*** GIVEN RECORDS

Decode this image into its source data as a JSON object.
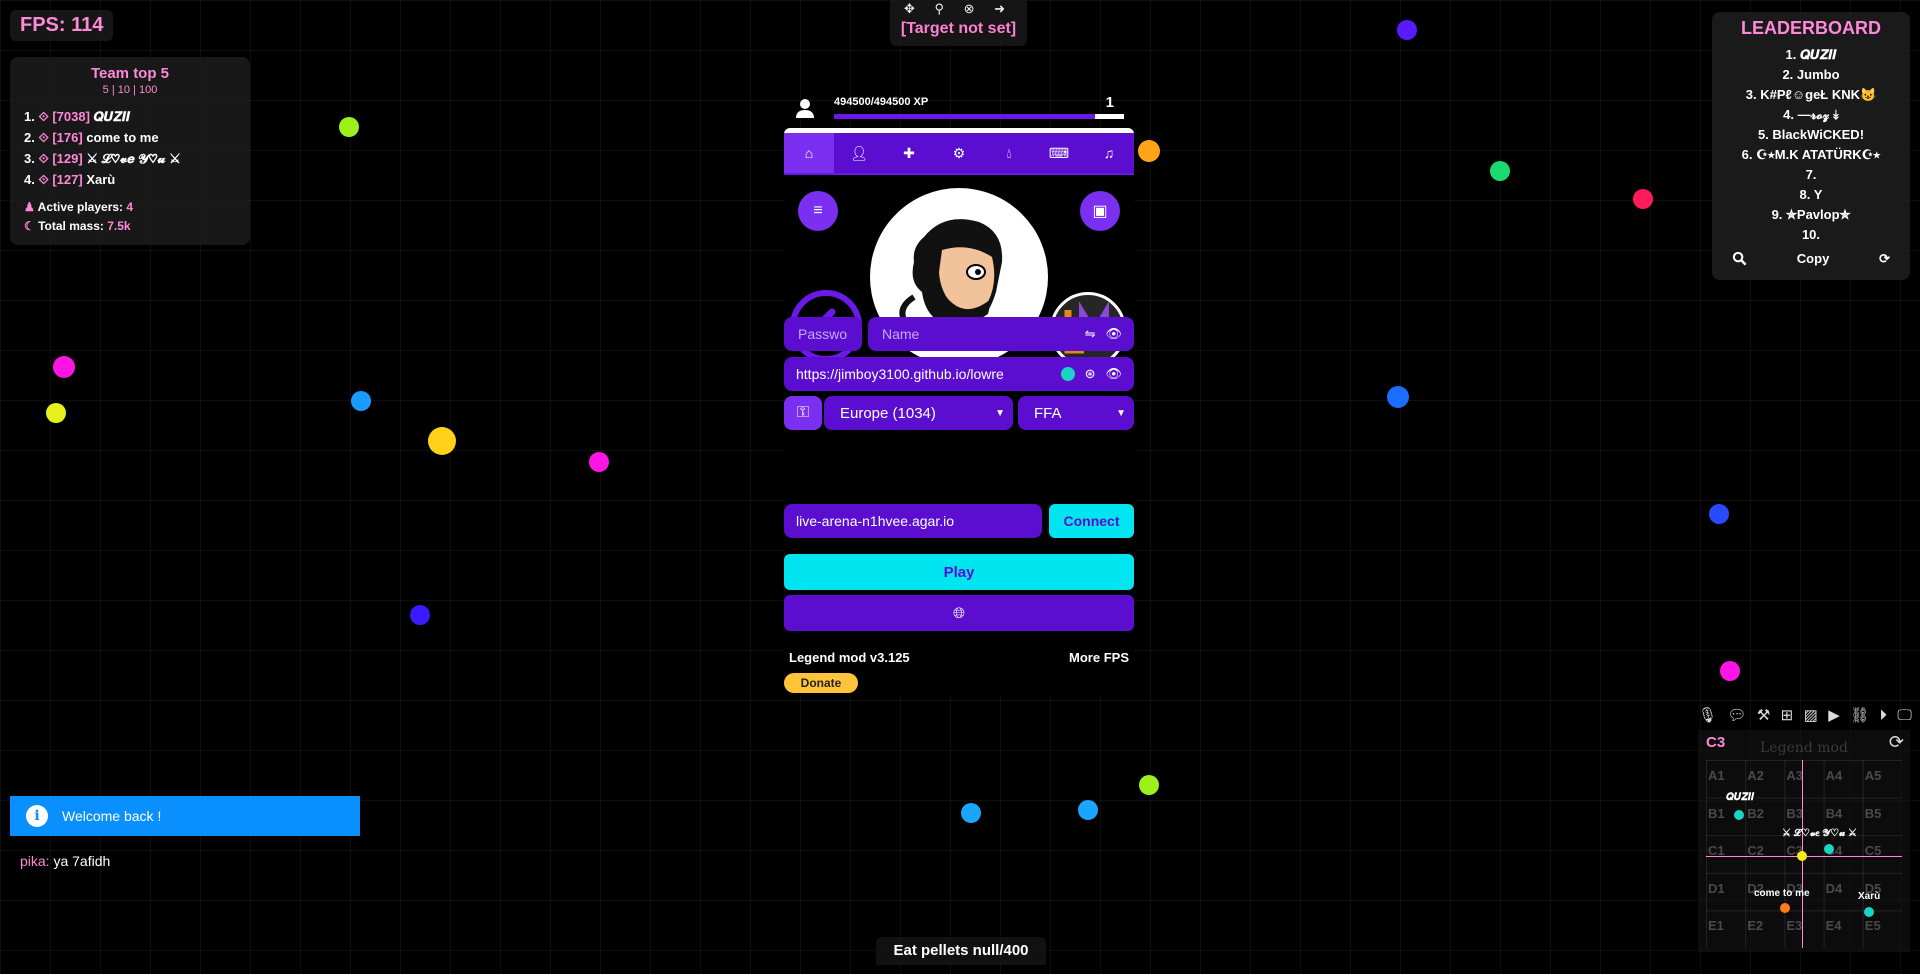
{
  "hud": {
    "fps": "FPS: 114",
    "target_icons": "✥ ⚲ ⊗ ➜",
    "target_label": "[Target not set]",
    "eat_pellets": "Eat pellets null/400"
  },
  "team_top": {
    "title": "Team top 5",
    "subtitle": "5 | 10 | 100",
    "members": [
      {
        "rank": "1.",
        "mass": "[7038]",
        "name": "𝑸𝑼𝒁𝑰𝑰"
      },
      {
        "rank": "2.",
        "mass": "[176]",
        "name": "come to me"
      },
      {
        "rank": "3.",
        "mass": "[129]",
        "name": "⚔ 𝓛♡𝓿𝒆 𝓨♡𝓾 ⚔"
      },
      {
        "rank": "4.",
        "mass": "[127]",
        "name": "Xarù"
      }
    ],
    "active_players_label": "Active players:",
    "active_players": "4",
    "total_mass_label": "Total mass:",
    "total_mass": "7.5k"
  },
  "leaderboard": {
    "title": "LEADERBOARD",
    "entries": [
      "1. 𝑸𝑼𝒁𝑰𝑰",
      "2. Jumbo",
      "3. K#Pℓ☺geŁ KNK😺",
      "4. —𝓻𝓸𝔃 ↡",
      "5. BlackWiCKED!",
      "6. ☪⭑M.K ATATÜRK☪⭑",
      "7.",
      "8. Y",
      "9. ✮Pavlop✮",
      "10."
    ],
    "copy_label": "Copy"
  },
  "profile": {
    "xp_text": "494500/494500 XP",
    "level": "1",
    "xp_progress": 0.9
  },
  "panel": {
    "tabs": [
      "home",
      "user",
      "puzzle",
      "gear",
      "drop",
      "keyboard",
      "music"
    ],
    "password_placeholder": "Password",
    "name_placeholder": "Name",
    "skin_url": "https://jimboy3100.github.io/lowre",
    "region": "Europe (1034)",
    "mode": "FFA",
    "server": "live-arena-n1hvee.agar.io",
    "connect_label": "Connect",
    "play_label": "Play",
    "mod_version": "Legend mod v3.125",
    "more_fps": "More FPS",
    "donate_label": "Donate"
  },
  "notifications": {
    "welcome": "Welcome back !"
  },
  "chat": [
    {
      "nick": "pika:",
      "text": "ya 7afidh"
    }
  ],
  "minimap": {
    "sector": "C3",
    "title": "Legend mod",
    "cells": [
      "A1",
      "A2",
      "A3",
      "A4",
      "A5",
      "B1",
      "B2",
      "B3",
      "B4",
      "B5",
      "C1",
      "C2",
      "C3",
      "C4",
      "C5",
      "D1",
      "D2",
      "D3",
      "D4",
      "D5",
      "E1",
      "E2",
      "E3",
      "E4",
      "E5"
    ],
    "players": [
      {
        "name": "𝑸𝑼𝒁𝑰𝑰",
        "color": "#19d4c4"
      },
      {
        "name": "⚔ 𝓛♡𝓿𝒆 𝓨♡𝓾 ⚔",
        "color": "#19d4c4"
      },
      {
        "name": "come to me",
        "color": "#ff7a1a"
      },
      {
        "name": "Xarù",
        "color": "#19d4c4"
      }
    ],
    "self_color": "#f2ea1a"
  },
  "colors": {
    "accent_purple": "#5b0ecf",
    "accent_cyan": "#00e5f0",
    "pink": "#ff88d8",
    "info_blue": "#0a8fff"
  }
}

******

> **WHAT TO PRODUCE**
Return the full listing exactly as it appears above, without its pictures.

> **ANSWER BELOW**
Decode this image into its source data as a JSON object.
{
  "hud": {
    "fps": "FPS: 114",
    "target_icons": "✥ ⚲ ⊗ ➜",
    "target_label": "[Target not set]",
    "eat_pellets": "Eat pellets null/400"
  },
  "team_top": {
    "title": "Team top 5",
    "subtitle": "5 | 10 | 100",
    "members": [
      {
        "rank": "1.",
        "mass": "[7038]",
        "name": "𝑸𝑼𝒁𝑰𝑰"
      },
      {
        "rank": "2.",
        "mass": "[176]",
        "name": "come to me"
      },
      {
        "rank": "3.",
        "mass": "[129]",
        "name": "⚔ 𝓛♡𝓿𝒆 𝓨♡𝓾 ⚔"
      },
      {
        "rank": "4.",
        "mass": "[127]",
        "name": "Xarù"
      }
    ],
    "active_players_label": "Active players:",
    "active_players": "4",
    "total_mass_label": "Total mass:",
    "total_mass": "7.5k"
  },
  "leaderboard": {
    "title": "LEADERBOARD",
    "entries": [
      "1. 𝑸𝑼𝒁𝑰𝑰",
      "2. Jumbo",
      "3. K#Pℓ☺geŁ KNK😺",
      "4. —𝓻𝓸𝔃 ↡",
      "5. BlackWiCKED!",
      "6. ☪⭑M.K ATATÜRK☪⭑",
      "7.",
      "8. Y",
      "9. ✮Pavlop✮",
      "10."
    ],
    "copy_label": "Copy"
  },
  "profile": {
    "xp_text": "494500/494500 XP",
    "level": "1",
    "xp_progress": 0.9
  },
  "panel": {
    "tabs": [
      "home",
      "user",
      "puzzle",
      "gear",
      "drop",
      "keyboard",
      "music"
    ],
    "password_placeholder": "Password",
    "name_placeholder": "Name",
    "skin_url": "https://jimboy3100.github.io/lowre",
    "region": "Europe (1034)",
    "mode": "FFA",
    "server": "live-arena-n1hvee.agar.io",
    "connect_label": "Connect",
    "play_label": "Play",
    "mod_version": "Legend mod v3.125",
    "more_fps": "More FPS",
    "donate_label": "Donate"
  },
  "notifications": {
    "welcome": "Welcome back !"
  },
  "chat": [
    {
      "nick": "pika:",
      "text": "ya 7afidh"
    }
  ],
  "minimap": {
    "sector": "C3",
    "title": "Legend mod",
    "cells": [
      "A1",
      "A2",
      "A3",
      "A4",
      "A5",
      "B1",
      "B2",
      "B3",
      "B4",
      "B5",
      "C1",
      "C2",
      "C3",
      "C4",
      "C5",
      "D1",
      "D2",
      "D3",
      "D4",
      "D5",
      "E1",
      "E2",
      "E3",
      "E4",
      "E5"
    ],
    "players": [
      {
        "name": "𝑸𝑼𝒁𝑰𝑰",
        "color": "#19d4c4"
      },
      {
        "name": "⚔ 𝓛♡𝓿𝒆 𝓨♡𝓾 ⚔",
        "color": "#19d4c4"
      },
      {
        "name": "come to me",
        "color": "#ff7a1a"
      },
      {
        "name": "Xarù",
        "color": "#19d4c4"
      }
    ],
    "self_color": "#f2ea1a"
  },
  "colors": {
    "accent_purple": "#5b0ecf",
    "accent_cyan": "#00e5f0",
    "pink": "#ff88d8",
    "info_blue": "#0a8fff"
  }
}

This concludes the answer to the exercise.